In the Beginning
From the earliest time of civilization, we needed to carry stuff around. Our hands had limited capacity so we developed ways of carrying stuff by creating bags and other containers out of animal hides or plant materials, and later from woven fabrics. Pottery and glass vessels were useful for carrying liquids and other items.
Back then bags and containers were made to fit their purpose and to last a long time. We had to actually make them by hand using devices which we also had to make (like an awl for piercing holes in a hide). Have you ever tried to poke a hole in a piece of leather — it isn’t easy. These early bags and containers were meant to be reused again and again and possibly passed down to the next generation.
Let’s narrow our focus to bags.
What Exactly is a Bag?
The word bag can mean many different things. According to Webster’s New World College Dictionary Fourth Edition, the word bag is defined as follows (partial list) :
- a nonrigid container made of fabric, paper, leather, etc., with an opening at the top that can be closed; sack or pouch
- a piece of hand luggage; suitcase
- a woman’s handbag or purse
For this and related posts, we’ll stick with definition 1 and focus on bags individuals use to shop and carry stuff around.
Enter the Paper Bag
With the advent of the Industrial Revolution, we could now use machines to manufacture bags from other materials, like paper. Paper bags may have marked the beginning of the shift to single-use bags.
Paper Bag History Highlights (with a little about shopping thrown in)
- 1852 – Francis Wolle invented and patented a machine to make paper bags.

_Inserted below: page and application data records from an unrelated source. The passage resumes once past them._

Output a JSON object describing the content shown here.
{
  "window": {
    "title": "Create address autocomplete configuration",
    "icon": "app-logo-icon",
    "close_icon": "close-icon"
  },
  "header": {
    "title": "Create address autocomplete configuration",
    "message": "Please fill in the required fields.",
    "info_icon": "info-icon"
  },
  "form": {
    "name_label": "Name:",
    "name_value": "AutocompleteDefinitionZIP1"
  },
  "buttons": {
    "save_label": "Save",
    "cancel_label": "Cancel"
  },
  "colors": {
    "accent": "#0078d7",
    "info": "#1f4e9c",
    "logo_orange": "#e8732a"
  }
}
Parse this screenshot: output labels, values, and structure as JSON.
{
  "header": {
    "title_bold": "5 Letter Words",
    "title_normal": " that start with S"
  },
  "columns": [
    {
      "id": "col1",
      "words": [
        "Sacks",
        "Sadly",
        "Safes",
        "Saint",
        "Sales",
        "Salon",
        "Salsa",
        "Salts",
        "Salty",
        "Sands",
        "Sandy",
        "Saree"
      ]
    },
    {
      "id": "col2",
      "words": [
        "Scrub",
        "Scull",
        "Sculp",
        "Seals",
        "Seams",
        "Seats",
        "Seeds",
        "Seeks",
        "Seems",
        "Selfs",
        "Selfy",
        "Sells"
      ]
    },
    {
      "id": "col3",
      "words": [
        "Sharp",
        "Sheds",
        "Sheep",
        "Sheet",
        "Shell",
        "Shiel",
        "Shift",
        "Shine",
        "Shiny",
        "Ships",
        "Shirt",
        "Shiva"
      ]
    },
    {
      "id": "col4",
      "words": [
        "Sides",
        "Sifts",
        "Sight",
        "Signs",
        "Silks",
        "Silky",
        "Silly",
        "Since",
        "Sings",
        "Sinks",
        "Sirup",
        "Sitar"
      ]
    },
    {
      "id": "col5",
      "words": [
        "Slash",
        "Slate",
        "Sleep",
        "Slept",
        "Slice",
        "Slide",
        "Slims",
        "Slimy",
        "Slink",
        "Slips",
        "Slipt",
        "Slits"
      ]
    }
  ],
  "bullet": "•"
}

- 1871 – Margaret E. Knight was awarded a patent for a device she invented several years earlier that cut, folded and glued paper to create square bottoms for paper bags (she is often considered the mother of the grocery bag).
- 1883 – Charles Stilwell was awarded a patent for a square-bottom bag with pleated sides, his “self-opening sack” or S.O.S. could hold more items, folded flat for storage, and could easily be opened and filled.
- 1912 – Walter H. Deubner created the first shopping bag with handles (the reinforced bottom and handles made it easier for his customers to buy and carry more purchases), by 1915 he had patented his product and was selling over a million shopping bags a year.
- 1916 – Clarence Saunders opened the Piggly Wiggly, the first “self-service grocery store” where customers selected items from shelves themselves and checked out at the front of the store, he patented his concepts in 1917. Customers were likely carrying their purchases home in paper bags.
- 1930’s – with the birth of the America supermarket (combining dry goods, meat, and produce in one location), demand for Stilwell’s paper bags skyrocketed. Their versatility, strength, and low cost made them first a nationwide then worldwide phenomenon.
- Bags – Back to Reusable
- Bags – Paper, Plastic, or Reusable?
- Bags – Paper vs. Plastic: Environmental Impact
- Bags – Paper vs. Plastic: Reuse, Recycle, Compost, or Toss?
- Bags – Then Came Plastic
- You Can Live Without Single-Use Plastic Bags – Here’s How